    An antitrust class action brought on behalf of all individuals and entities who, within the United States purchased Methyl Methacrylate (“MMA”) or Polymethyl Methacrylate (“PMMA”) directly from a manufacturer defendant during the Class Period of January 1, 1995 through December 31, 2003.

    Methyl methacrylate is a monomer that’s also known as methacrylic acid, methyl ester. It is key building block for acrylic-based polymers, MMA has applications that include safety glazing, exterior paints, vinyl impact modifiers, adhesives, illuminated light displays, and more.

    Settlement recoveries exceeded $15 million.

  • In re Mercedes-Benz Antitrust Litig., 99-CV-431 (AMW) (D.N.J.)
    (recoveries exceeding $17 million).
    An antitrust class action in which plaintiffs alleged that MBUSA, the national distributor of Mercedes-Benz automobiles, along with twenty-four of its dealers in the New York Region and the accounting firm Sheft Kahn Co., LLP engaged in a per se unlawful price-fixing conspiracy to limit discounting of new Mercedes automobiles sold or leased in the New York Region between February 1992 and August 1999. The New York Region includes dealers in New York City as well as suburban New York, New Jersey, and Connecticut.

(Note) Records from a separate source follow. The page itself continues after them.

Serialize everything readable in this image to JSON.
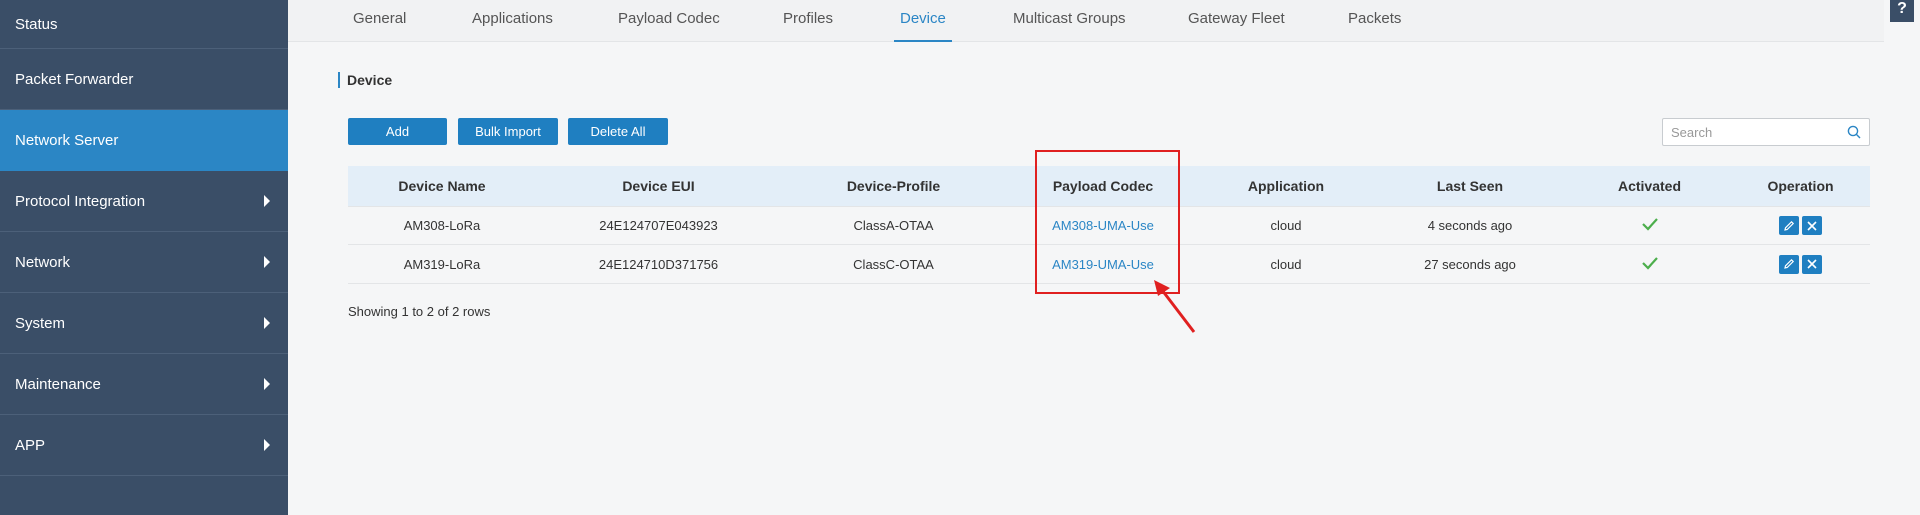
{
  "sidebar": {
    "items": [
      {
        "label": "Status"
      },
      {
        "label": "Packet Forwarder"
      },
      {
        "label": "Network Server"
      },
      {
        "label": "Protocol Integration"
      },
      {
        "label": "Network"
      },
      {
        "label": "System"
      },
      {
        "label": "Maintenance"
      },
      {
        "label": "APP"
      }
    ]
  },
  "tabs": [
    "General",
    "Applications",
    "Payload Codec",
    "Profiles",
    "Device",
    "Multicast Groups",
    "Gateway Fleet",
    "Packets"
  ],
  "help": "?",
  "section": {
    "title": "Device"
  },
  "toolbar": {
    "add": "Add",
    "bulk_import": "Bulk Import",
    "delete_all": "Delete All"
  },
  "search": {
    "placeholder": "Search"
  },
  "table": {
    "headers": [
      "Device Name",
      "Device EUI",
      "Device-Profile",
      "Payload Codec",
      "Application",
      "Last Seen",
      "Activated",
      "Operation"
    ],
    "rows": [
      {
        "name": "AM308-LoRa",
        "eui": "24E124707E043923",
        "profile": "ClassA-OTAA",
        "codec": "AM308-UMA-Use",
        "application": "cloud",
        "last_seen": "4 seconds ago",
        "activated": true
      },
      {
        "name": "AM319-LoRa",
        "eui": "24E124710D371756",
        "profile": "ClassC-OTAA",
        "codec": "AM319-UMA-Use",
        "application": "cloud",
        "last_seen": "27 seconds ago",
        "activated": true
      }
    ]
  },
  "footer": {
    "pagination": "Showing 1 to 2 of 2 rows"
  },
  "colors": {
    "sidebar": "#3a4e67",
    "accent": "#2b86c5",
    "button": "#1f7fc1",
    "success": "#4cae4c",
    "annotation": "#e02020"
  }
}
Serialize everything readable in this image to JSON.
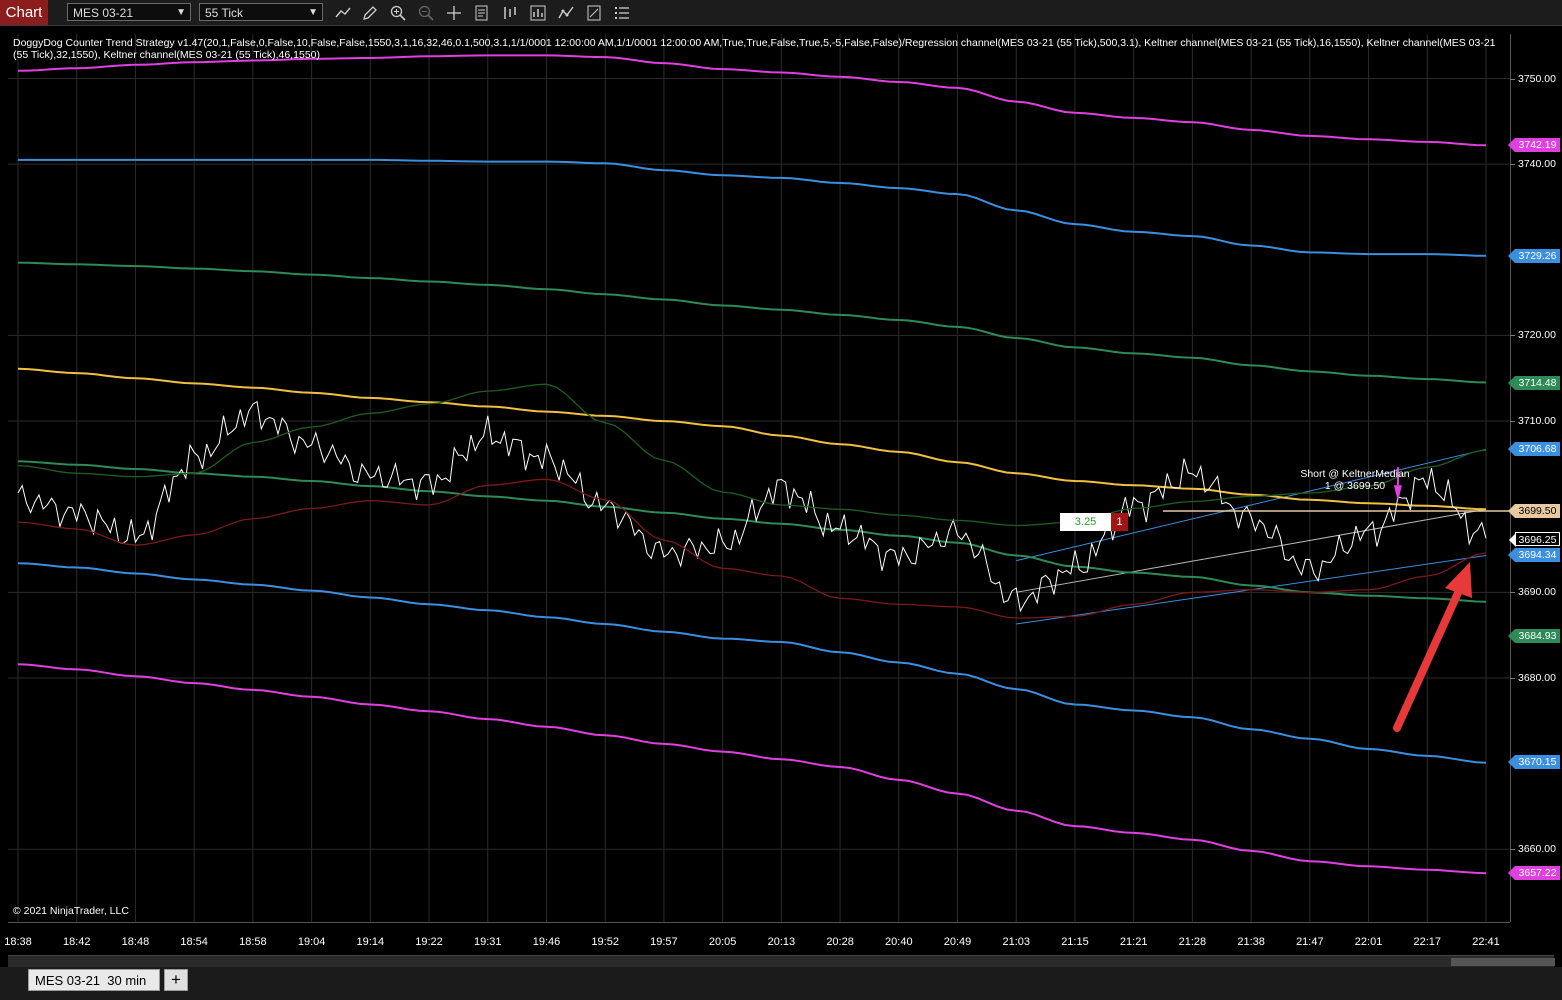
{
  "toolbar": {
    "chart_tab": "Chart",
    "instrument": "MES 03-21",
    "interval": "55 Tick",
    "icons": [
      "line-chart-icon",
      "pencil-icon",
      "zoom-in-icon",
      "zoom-out-icon",
      "crosshair-icon",
      "properties-icon",
      "data-series-icon",
      "indicators-icon",
      "strategies-icon",
      "templates-icon",
      "list-icon"
    ]
  },
  "legend": "DoggyDog Counter Trend Strategy v1.47(20,1,False,0,False,10,False,False,1550,3,1,16,32,46,0.1,500,3.1,1/1/0001 12:00:00 AM,1/1/0001 12:00:00 AM,True,True,False,True,5,-5,False,False)/Regression channel(MES 03-21 (55 Tick),500,3.1), Keltner channel(MES 03-21 (55 Tick),16,1550), Keltner channel(MES 03-21 (55 Tick),32,1550), Keltner channel(MES 03-21 (55 Tick),46,1550)",
  "copyright": "© 2021 NinjaTrader, LLC",
  "x_ticks": [
    "18:38",
    "18:42",
    "18:48",
    "18:54",
    "18:58",
    "19:04",
    "19:14",
    "19:22",
    "19:31",
    "19:46",
    "19:52",
    "19:57",
    "20:05",
    "20:13",
    "20:28",
    "20:40",
    "20:49",
    "21:03",
    "21:15",
    "21:21",
    "21:28",
    "21:38",
    "21:47",
    "22:01",
    "22:17",
    "22:41"
  ],
  "y_ticks": [
    "3750.00",
    "3740.00",
    "3720.00",
    "3710.00",
    "3690.00",
    "3680.00",
    "3660.00"
  ],
  "price_labels": [
    {
      "value": "3742.19",
      "color": "#e040e0"
    },
    {
      "value": "3729.26",
      "color": "#3a8fe0"
    },
    {
      "value": "3714.48",
      "color": "#2e8b57"
    },
    {
      "value": "3706.68",
      "color": "#3a8fe0"
    },
    {
      "value": "3699.50",
      "color": "#e8c9a0"
    },
    {
      "value": "3696.25",
      "color": "#000000"
    },
    {
      "value": "3694.34",
      "color": "#3a8fe0"
    },
    {
      "value": "3684.93",
      "color": "#2e8b57"
    },
    {
      "value": "3670.15",
      "color": "#3a8fe0"
    },
    {
      "value": "3657.22",
      "color": "#e040e0"
    }
  ],
  "trade": {
    "pnl": "3.25",
    "qty": "1",
    "label_line1": "Short @ KeltnerMedian",
    "label_line2": "1 @ 3699.50"
  },
  "bottom": {
    "tab": "MES 03-21  30 min",
    "add": "+"
  },
  "chart_data": {
    "type": "line",
    "title": "",
    "x": [
      "18:38",
      "18:42",
      "18:48",
      "18:54",
      "18:58",
      "19:04",
      "19:14",
      "19:22",
      "19:31",
      "19:46",
      "19:52",
      "19:57",
      "20:05",
      "20:13",
      "20:28",
      "20:40",
      "20:49",
      "21:03",
      "21:15",
      "21:21",
      "21:28",
      "21:38",
      "21:47",
      "22:01",
      "22:17",
      "22:41"
    ],
    "ylim": [
      3651.5,
      3755.2
    ],
    "series": [
      {
        "role": "outer-upper",
        "color": "#e040e0",
        "values": [
          3750.9,
          3751.2,
          3751.6,
          3751.9,
          3752.1,
          3752.3,
          3752.4,
          3752.6,
          3752.7,
          3752.7,
          3752.5,
          3751.8,
          3751.1,
          3750.7,
          3750.2,
          3749.6,
          3748.9,
          3747.3,
          3746.0,
          3745.4,
          3744.9,
          3744.0,
          3743.3,
          3742.9,
          3742.6,
          3742.2
        ]
      },
      {
        "role": "mid-upper",
        "color": "#3a8fe0",
        "values": [
          3740.5,
          3740.5,
          3740.5,
          3740.5,
          3740.5,
          3740.5,
          3740.5,
          3740.4,
          3740.3,
          3740.3,
          3740.1,
          3739.3,
          3738.7,
          3738.4,
          3737.8,
          3737.2,
          3736.5,
          3734.6,
          3733.0,
          3732.1,
          3731.6,
          3730.5,
          3729.7,
          3729.5,
          3729.5,
          3729.3
        ]
      },
      {
        "role": "inner-upper",
        "color": "#2e8b57",
        "values": [
          3728.5,
          3728.3,
          3728.1,
          3727.8,
          3727.5,
          3727.1,
          3726.7,
          3726.3,
          3725.9,
          3725.4,
          3724.8,
          3724.2,
          3723.5,
          3723.0,
          3722.4,
          3721.8,
          3721.0,
          3719.7,
          3718.6,
          3717.9,
          3717.4,
          3716.5,
          3715.8,
          3715.3,
          3714.9,
          3714.5
        ]
      },
      {
        "role": "regression-mid",
        "color": "#f0c040",
        "values": [
          3716.1,
          3715.6,
          3715.0,
          3714.4,
          3713.9,
          3713.3,
          3712.7,
          3712.2,
          3711.7,
          3711.1,
          3710.6,
          3710.0,
          3709.4,
          3708.3,
          3707.3,
          3706.4,
          3705.2,
          3703.9,
          3703.0,
          3702.5,
          3702.1,
          3701.4,
          3700.8,
          3700.4,
          3700.1,
          3699.7
        ]
      },
      {
        "role": "inner-lower",
        "color": "#2e8b57",
        "values": [
          3705.3,
          3704.9,
          3704.4,
          3703.9,
          3703.5,
          3703.0,
          3702.4,
          3701.8,
          3701.2,
          3700.7,
          3700.0,
          3699.3,
          3698.6,
          3698.0,
          3697.3,
          3696.6,
          3695.8,
          3694.3,
          3693.0,
          3692.3,
          3691.8,
          3690.8,
          3690.0,
          3689.6,
          3689.3,
          3688.9
        ]
      },
      {
        "role": "mid-lower",
        "color": "#3a8fe0",
        "values": [
          3693.4,
          3692.9,
          3692.2,
          3691.5,
          3690.9,
          3690.2,
          3689.4,
          3688.6,
          3687.9,
          3687.1,
          3686.3,
          3685.4,
          3684.6,
          3684.2,
          3683.0,
          3681.8,
          3680.5,
          3678.7,
          3676.9,
          3676.2,
          3675.4,
          3674.0,
          3672.9,
          3671.7,
          3670.9,
          3670.1
        ]
      },
      {
        "role": "outer-lower",
        "color": "#e040e0",
        "values": [
          3681.6,
          3681.0,
          3680.2,
          3679.4,
          3678.6,
          3677.8,
          3676.9,
          3676.1,
          3675.2,
          3674.3,
          3673.3,
          3672.3,
          3671.4,
          3670.5,
          3669.6,
          3668.1,
          3666.5,
          3664.5,
          3662.7,
          3661.9,
          3661.1,
          3659.8,
          3658.6,
          3658.0,
          3657.6,
          3657.2
        ]
      },
      {
        "role": "price",
        "color": "#ffffff",
        "values": [
          3701.0,
          3699.2,
          3696.4,
          3705.6,
          3711.0,
          3707.2,
          3703.6,
          3702.7,
          3708.3,
          3705.5,
          3700.0,
          3694.6,
          3695.5,
          3702.2,
          3697.3,
          3694.1,
          3696.9,
          3689.0,
          3692.8,
          3700.1,
          3703.9,
          3698.5,
          3692.6,
          3697.0,
          3703.0,
          3696.3
        ]
      },
      {
        "role": "ma-dark-green",
        "color": "#1f5e1f",
        "values": [
          3704.8,
          3703.9,
          3703.5,
          3703.9,
          3707.5,
          3709.3,
          3710.9,
          3712.0,
          3713.5,
          3714.3,
          3709.8,
          3705.4,
          3701.7,
          3700.2,
          3699.7,
          3699.0,
          3698.4,
          3697.8,
          3698.2,
          3699.8,
          3700.6,
          3701.2,
          3701.6,
          3702.4,
          3704.6,
          3706.6
        ]
      },
      {
        "role": "ma-dark-red",
        "color": "#7a1a1a",
        "values": [
          3698.2,
          3697.4,
          3695.5,
          3696.7,
          3698.6,
          3699.8,
          3700.7,
          3700.2,
          3702.5,
          3703.2,
          3700.8,
          3696.1,
          3692.8,
          3691.9,
          3689.3,
          3688.6,
          3688.3,
          3687.0,
          3687.2,
          3688.6,
          3690.0,
          3690.3,
          3690.0,
          3690.3,
          3691.9,
          3694.6
        ]
      }
    ]
  }
}
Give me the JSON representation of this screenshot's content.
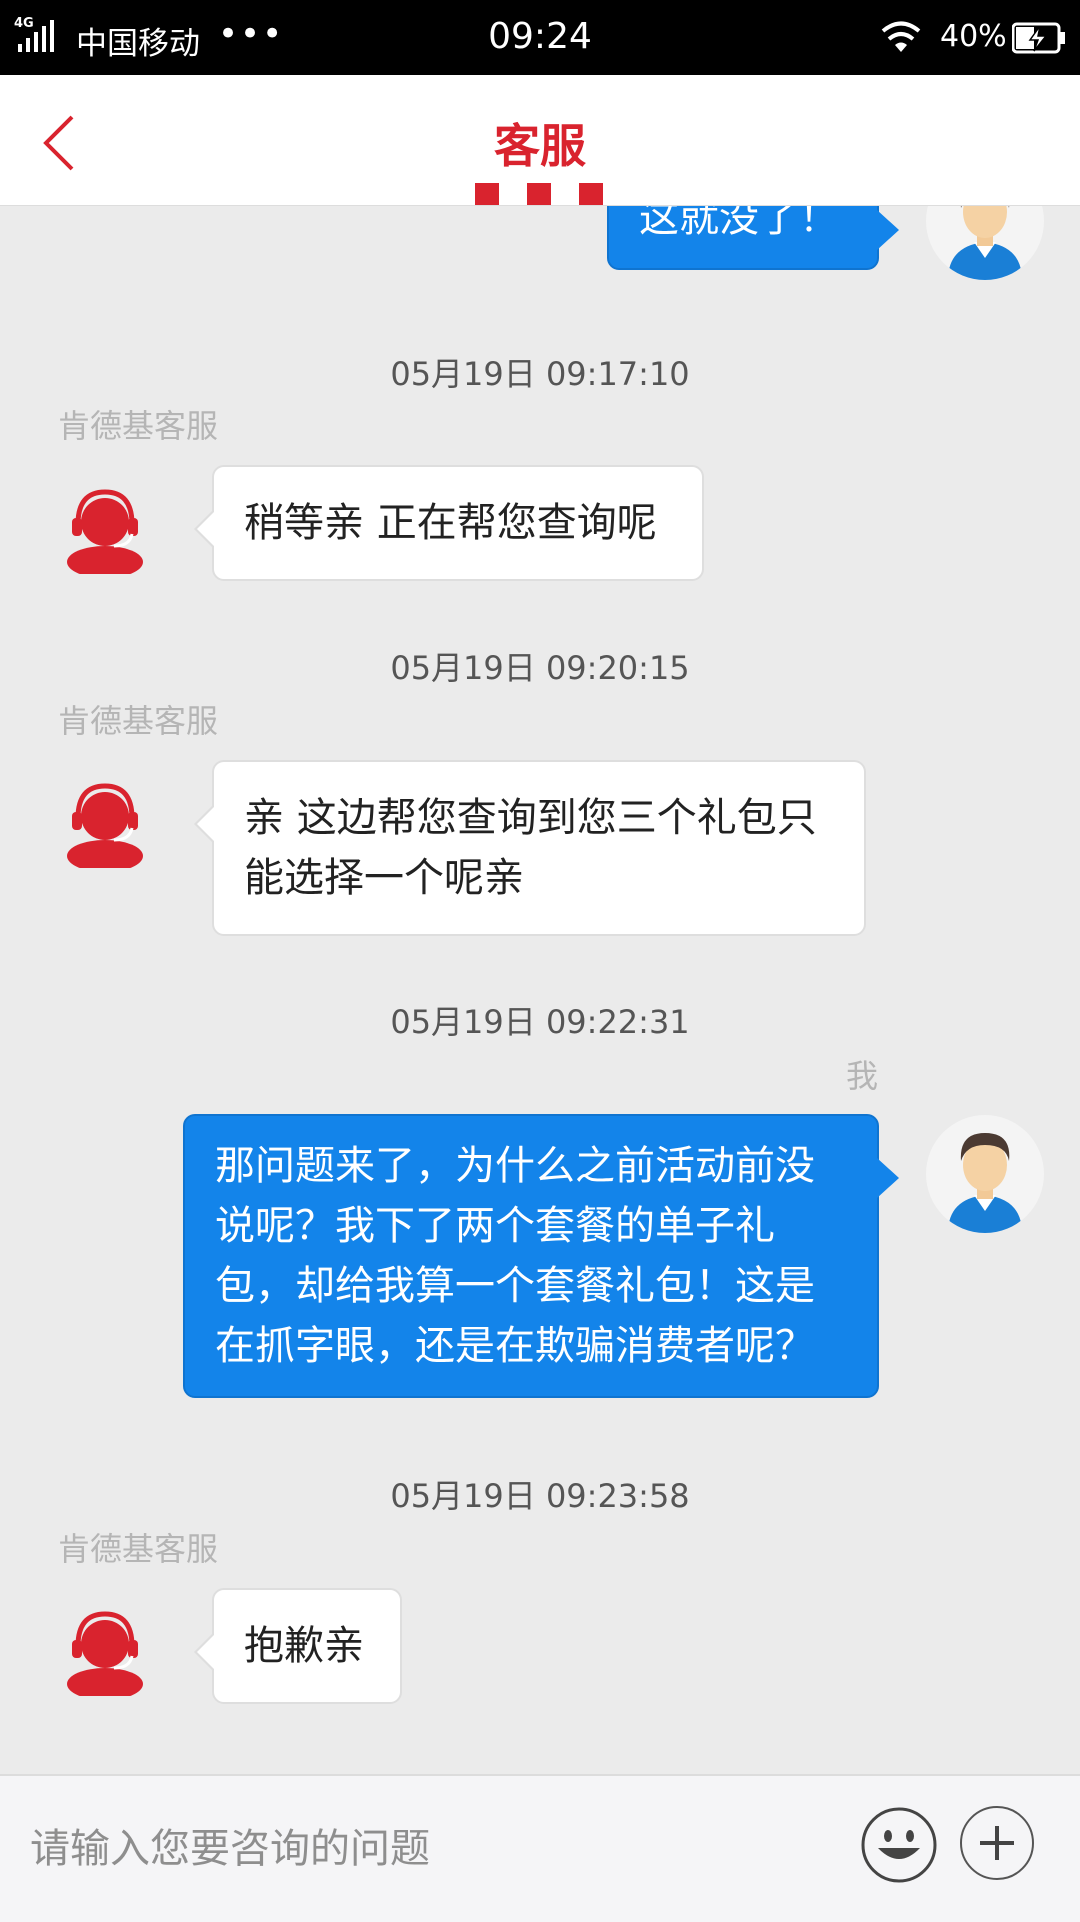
{
  "status_bar": {
    "network": "4G",
    "carrier": "中国移动",
    "more": "•••",
    "time": "09:24",
    "battery": "40%"
  },
  "header": {
    "title": "客服",
    "brand_color": "#d9232e"
  },
  "chat": {
    "cs_sender": "肯德基客服",
    "me_sender": "我",
    "messages": [
      {
        "from": "me",
        "text": "这就没了！"
      },
      {
        "time": "05月19日 09:17:10",
        "from": "cs",
        "sender": "肯德基客服",
        "text": "稍等亲 正在帮您查询呢"
      },
      {
        "time": "05月19日 09:20:15",
        "from": "cs",
        "sender": "肯德基客服",
        "text": "亲 这边帮您查询到您三个礼包只能选择一个呢亲"
      },
      {
        "time": "05月19日 09:22:31",
        "from": "me",
        "sender": "我",
        "text": "那问题来了，为什么之前活动前没说呢？我下了两个套餐的单子礼包，却给我算一个套餐礼包！这是在抓字眼，还是在欺骗消费者呢？"
      },
      {
        "time": "05月19日 09:23:58",
        "from": "cs",
        "sender": "肯德基客服",
        "text": "抱歉亲"
      }
    ],
    "bubble_out_color": "#1384ea"
  },
  "input": {
    "placeholder": "请输入您要咨询的问题",
    "value": ""
  },
  "icons": {
    "back": "chevron-left-icon",
    "emoji": "smiley-icon",
    "plus": "plus-icon",
    "cs_avatar": "headset-agent-icon",
    "me_avatar": "user-avatar-icon"
  }
}
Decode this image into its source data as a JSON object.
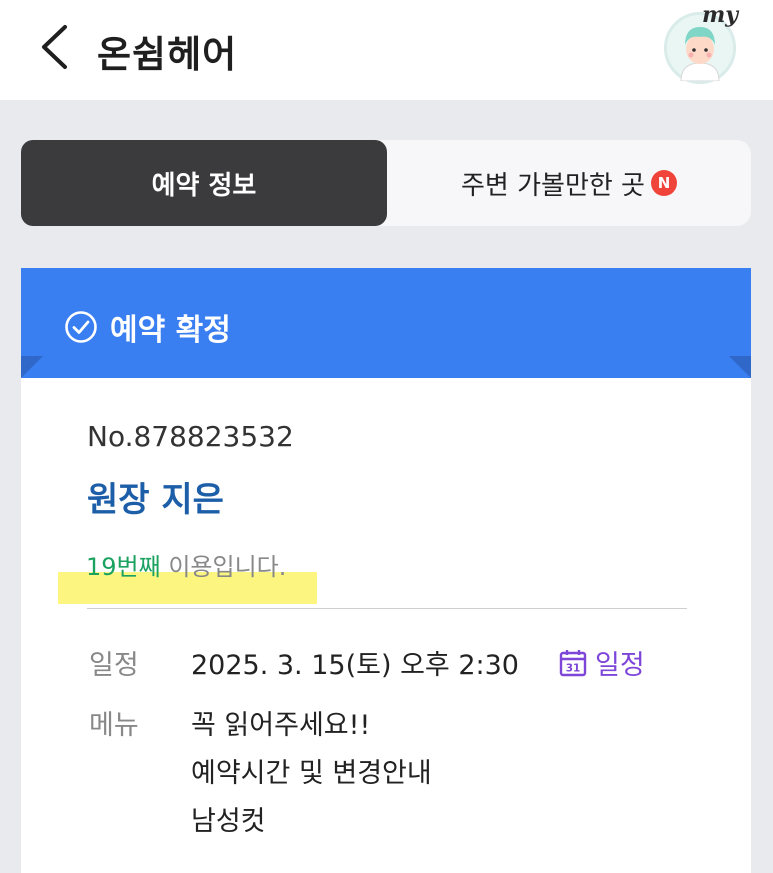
{
  "header": {
    "title": "온쉼헤어",
    "avatar_label": "my"
  },
  "tabs": [
    {
      "label": "예약 정보",
      "active": true
    },
    {
      "label": "주변 가볼만한 곳",
      "badge": "N",
      "active": false
    }
  ],
  "banner": {
    "status": "예약 확정",
    "color": "#3a7ff2"
  },
  "booking": {
    "number": "No.878823532",
    "designer": "원장 지은",
    "visit_count": "19번째",
    "visit_suffix": " 이용입니다.",
    "schedule_label": "일정",
    "schedule_value": "2025. 3. 15(토) 오후 2:30",
    "calendar_day": "31",
    "schedule_link": "일정",
    "menu_label": "메뉴",
    "menu_items": [
      "꼭 읽어주세요!!",
      "예약시간 및 변경안내",
      "남성컷"
    ]
  },
  "colors": {
    "accent_blue": "#3a7ff2",
    "designer_blue": "#1d5ea8",
    "count_green": "#1aa260",
    "link_purple": "#7d46d9",
    "badge_red": "#f0433a",
    "tab_dark": "#3b3b3d"
  },
  "icons": [
    "chevron-left-icon",
    "avatar-icon",
    "check-circle-icon",
    "calendar-icon",
    "new-badge-icon"
  ]
}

    As alleged, the conspiracy had two central aspects. The first involved the Sheft Kahn Group, consisting of New York Region dealers, including MBM, which: 1) created detailed reports of members' gross profits and pricing-related information, which were widely shared and discussed among the allegedly competing members, and 2) held meetings, attended by MBM, and which attendance by other dealers was encouraged and directed by MBUSA, involving extensive pricing-related discussions of historical and anticipated gross profits among supposed competitors, which allowed the coconspirators to determine price-levels at which new Mercedes-Benz vehicles were sold or leased.

    The second aspect involved MBUSA's communications and directives to its New York Region dealers, which included discussions regarding "gross profit per vehicle" by MBUSA officials directly with New York Region dealers during regular, in-person visits to the dealers. These communications were an essential means of implementing, monitoring, and enforcing compliance with defendants' overall conspiracy of maintaining the price of new Mercedes-Benz vehicles at artificially inflated levels. The overall goal was to insure that all New York Region dealers were selling vehicles at as close to list price as possible in order to meet MBUSA's and the dealers' mutual 10% retained gross profit target and eliminate competition among New York Region dealers.

    Settlement recoveries exceeded $17 million.

  • In re Rubber Chemicals Antitrust Litig., 03-CV-1496 (N.D. Cal.)
    (recoveries exceeding $250 million).

    An antitrust class action brought on behalf of direct purchasers of three types of chemicals used to make various rubber products (including tires and automotive parts) alleging price fixing in the United States and elsewhere by defendants Akzo-Flexsys, Bayer, and Crompton.

    The case was brought on behalf of a class of all persons which purchased rubber chemicals in the United States directly from any of the defendants, or any present or former parent, subsidiary or affiliate thereof, at any time during the period May 1, 1995 through December 31, 2001.

    The settlements recovered for the benefit of the direct purchasers of rubber chemicals totaled $320 million.